How to complete this task - Pull each line containing "Making" out of the data and copy it.

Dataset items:
════════════════

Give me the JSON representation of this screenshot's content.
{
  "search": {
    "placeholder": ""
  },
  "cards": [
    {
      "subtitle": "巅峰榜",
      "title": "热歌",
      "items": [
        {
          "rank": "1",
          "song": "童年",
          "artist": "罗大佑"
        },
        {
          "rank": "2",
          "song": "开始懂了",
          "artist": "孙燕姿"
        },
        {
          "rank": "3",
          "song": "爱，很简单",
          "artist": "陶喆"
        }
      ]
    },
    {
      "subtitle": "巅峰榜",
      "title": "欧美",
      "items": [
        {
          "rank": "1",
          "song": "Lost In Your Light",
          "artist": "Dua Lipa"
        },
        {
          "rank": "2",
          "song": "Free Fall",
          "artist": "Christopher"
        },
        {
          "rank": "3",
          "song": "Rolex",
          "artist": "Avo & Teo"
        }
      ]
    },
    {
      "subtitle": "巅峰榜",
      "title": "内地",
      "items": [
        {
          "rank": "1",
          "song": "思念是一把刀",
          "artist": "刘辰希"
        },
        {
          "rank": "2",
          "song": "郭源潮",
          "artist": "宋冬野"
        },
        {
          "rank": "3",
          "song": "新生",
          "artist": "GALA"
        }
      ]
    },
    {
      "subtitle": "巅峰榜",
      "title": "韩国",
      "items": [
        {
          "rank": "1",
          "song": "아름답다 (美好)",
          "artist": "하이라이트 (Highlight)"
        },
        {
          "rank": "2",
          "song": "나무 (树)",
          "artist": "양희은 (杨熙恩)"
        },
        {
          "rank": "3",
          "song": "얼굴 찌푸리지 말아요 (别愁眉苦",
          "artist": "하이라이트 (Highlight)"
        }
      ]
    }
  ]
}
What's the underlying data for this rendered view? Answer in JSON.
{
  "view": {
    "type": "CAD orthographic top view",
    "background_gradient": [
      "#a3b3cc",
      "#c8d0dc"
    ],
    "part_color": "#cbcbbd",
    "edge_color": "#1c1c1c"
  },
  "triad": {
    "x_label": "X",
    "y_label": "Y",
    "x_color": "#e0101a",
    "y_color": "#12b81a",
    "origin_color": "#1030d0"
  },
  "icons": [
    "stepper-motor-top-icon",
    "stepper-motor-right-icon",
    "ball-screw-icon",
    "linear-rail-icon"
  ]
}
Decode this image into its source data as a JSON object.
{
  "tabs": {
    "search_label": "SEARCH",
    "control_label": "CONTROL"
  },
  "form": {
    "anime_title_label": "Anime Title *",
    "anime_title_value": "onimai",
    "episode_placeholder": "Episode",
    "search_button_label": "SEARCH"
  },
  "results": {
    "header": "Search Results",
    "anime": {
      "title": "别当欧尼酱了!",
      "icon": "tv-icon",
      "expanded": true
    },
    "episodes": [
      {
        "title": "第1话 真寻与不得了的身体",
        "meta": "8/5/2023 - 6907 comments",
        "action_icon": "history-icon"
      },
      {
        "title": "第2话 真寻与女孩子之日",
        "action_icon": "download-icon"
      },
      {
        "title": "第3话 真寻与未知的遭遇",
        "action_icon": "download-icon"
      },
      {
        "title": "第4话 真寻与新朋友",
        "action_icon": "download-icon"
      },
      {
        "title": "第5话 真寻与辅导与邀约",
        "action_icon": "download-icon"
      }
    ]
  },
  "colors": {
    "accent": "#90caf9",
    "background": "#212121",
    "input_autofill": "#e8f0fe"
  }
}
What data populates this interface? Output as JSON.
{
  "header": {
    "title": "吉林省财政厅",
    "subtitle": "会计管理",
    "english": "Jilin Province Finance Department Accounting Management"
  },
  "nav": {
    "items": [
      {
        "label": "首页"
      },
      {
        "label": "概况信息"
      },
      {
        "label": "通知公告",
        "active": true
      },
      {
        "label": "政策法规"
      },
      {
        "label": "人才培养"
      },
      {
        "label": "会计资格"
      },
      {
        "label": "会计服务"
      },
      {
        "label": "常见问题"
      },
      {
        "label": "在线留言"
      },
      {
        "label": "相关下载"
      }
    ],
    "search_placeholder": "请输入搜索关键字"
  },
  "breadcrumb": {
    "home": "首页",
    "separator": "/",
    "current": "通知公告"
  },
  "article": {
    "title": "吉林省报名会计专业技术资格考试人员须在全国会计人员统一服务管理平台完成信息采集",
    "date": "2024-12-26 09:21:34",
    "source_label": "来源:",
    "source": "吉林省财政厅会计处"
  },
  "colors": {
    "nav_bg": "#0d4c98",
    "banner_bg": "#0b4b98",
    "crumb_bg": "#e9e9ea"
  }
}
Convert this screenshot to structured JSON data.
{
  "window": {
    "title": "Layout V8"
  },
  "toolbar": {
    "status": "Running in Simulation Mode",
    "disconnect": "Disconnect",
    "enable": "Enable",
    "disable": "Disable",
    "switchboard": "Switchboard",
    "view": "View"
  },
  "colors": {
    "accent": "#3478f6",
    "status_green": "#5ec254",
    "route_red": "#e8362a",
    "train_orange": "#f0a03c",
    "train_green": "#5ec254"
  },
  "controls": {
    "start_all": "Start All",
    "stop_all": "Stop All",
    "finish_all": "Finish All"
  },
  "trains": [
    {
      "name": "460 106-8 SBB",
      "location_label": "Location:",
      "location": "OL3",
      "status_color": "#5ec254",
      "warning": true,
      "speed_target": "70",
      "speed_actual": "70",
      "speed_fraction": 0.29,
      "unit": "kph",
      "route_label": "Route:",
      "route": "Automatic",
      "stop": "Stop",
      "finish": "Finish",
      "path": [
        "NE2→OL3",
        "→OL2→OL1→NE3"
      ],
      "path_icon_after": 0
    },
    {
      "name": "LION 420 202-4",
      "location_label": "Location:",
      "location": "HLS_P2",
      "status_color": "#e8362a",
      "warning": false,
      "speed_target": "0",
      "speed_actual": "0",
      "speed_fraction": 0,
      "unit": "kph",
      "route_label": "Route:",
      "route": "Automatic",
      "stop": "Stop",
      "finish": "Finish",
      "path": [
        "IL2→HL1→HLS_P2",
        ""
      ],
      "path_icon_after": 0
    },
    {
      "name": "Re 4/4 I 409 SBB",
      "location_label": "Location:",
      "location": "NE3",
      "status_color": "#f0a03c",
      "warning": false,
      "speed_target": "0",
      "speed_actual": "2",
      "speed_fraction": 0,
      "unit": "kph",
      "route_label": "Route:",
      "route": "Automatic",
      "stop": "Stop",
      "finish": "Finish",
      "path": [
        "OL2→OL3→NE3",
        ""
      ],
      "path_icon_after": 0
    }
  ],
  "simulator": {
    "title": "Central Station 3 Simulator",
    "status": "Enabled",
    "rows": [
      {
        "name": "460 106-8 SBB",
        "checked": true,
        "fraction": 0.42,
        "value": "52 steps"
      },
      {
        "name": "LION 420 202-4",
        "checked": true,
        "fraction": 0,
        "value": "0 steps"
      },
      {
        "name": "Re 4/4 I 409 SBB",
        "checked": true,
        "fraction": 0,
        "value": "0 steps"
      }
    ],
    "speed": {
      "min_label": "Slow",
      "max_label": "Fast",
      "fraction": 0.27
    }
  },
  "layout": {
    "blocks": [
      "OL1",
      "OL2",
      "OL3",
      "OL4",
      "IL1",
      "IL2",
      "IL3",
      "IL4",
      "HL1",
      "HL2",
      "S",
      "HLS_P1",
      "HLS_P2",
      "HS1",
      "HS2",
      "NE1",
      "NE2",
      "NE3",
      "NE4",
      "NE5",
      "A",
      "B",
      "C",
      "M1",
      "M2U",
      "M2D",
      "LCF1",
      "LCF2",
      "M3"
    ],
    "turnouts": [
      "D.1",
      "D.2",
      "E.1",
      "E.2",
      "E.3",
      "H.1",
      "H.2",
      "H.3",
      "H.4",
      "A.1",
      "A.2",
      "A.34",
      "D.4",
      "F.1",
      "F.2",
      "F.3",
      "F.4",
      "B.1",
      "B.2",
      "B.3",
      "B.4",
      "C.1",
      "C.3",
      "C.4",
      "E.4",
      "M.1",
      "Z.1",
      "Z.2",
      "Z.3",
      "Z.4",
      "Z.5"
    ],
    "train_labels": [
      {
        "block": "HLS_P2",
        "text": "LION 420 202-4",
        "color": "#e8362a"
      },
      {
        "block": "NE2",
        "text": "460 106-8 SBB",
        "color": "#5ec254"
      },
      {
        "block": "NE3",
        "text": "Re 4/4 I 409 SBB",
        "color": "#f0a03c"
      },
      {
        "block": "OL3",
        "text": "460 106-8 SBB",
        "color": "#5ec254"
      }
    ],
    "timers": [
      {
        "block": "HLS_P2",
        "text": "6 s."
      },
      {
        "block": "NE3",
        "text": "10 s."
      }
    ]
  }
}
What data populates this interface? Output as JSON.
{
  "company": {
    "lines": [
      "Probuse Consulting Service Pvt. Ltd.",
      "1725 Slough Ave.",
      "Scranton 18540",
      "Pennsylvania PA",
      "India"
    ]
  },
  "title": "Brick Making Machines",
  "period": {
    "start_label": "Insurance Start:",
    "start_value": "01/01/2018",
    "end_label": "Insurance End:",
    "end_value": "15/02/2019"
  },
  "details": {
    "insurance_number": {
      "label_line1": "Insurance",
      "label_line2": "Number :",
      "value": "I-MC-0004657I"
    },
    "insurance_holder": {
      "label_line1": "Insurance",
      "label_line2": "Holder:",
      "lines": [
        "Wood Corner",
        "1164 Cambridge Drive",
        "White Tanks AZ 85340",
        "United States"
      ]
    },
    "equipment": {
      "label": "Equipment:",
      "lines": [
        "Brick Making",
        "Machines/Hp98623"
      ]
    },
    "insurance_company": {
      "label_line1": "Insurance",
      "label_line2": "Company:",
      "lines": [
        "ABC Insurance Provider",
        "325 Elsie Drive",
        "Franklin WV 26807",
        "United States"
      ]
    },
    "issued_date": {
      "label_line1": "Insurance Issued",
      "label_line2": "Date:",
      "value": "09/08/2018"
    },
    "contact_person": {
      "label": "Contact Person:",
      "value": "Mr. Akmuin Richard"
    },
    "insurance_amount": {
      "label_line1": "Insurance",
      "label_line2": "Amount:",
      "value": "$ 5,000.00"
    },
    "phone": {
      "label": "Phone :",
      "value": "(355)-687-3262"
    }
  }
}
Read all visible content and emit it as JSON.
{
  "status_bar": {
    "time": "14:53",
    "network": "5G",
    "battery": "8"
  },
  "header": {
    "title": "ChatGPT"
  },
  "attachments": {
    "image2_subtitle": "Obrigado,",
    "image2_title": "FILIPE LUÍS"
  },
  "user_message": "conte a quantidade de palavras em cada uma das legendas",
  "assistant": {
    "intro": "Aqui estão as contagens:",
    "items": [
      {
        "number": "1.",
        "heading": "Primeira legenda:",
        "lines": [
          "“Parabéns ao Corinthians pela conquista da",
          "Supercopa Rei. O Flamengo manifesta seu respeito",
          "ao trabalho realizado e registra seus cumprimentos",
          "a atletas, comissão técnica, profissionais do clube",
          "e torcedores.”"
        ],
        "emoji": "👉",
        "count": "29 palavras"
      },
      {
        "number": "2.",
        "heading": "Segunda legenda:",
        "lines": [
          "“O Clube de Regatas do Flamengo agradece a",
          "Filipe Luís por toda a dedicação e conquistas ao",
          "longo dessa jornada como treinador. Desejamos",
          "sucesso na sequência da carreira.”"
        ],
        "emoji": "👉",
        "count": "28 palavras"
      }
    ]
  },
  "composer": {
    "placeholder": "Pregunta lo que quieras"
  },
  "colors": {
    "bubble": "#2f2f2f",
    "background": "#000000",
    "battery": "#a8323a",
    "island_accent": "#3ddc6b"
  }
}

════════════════

Exercise output -
  "title": "Brick Making Machines",
        "Brick Making",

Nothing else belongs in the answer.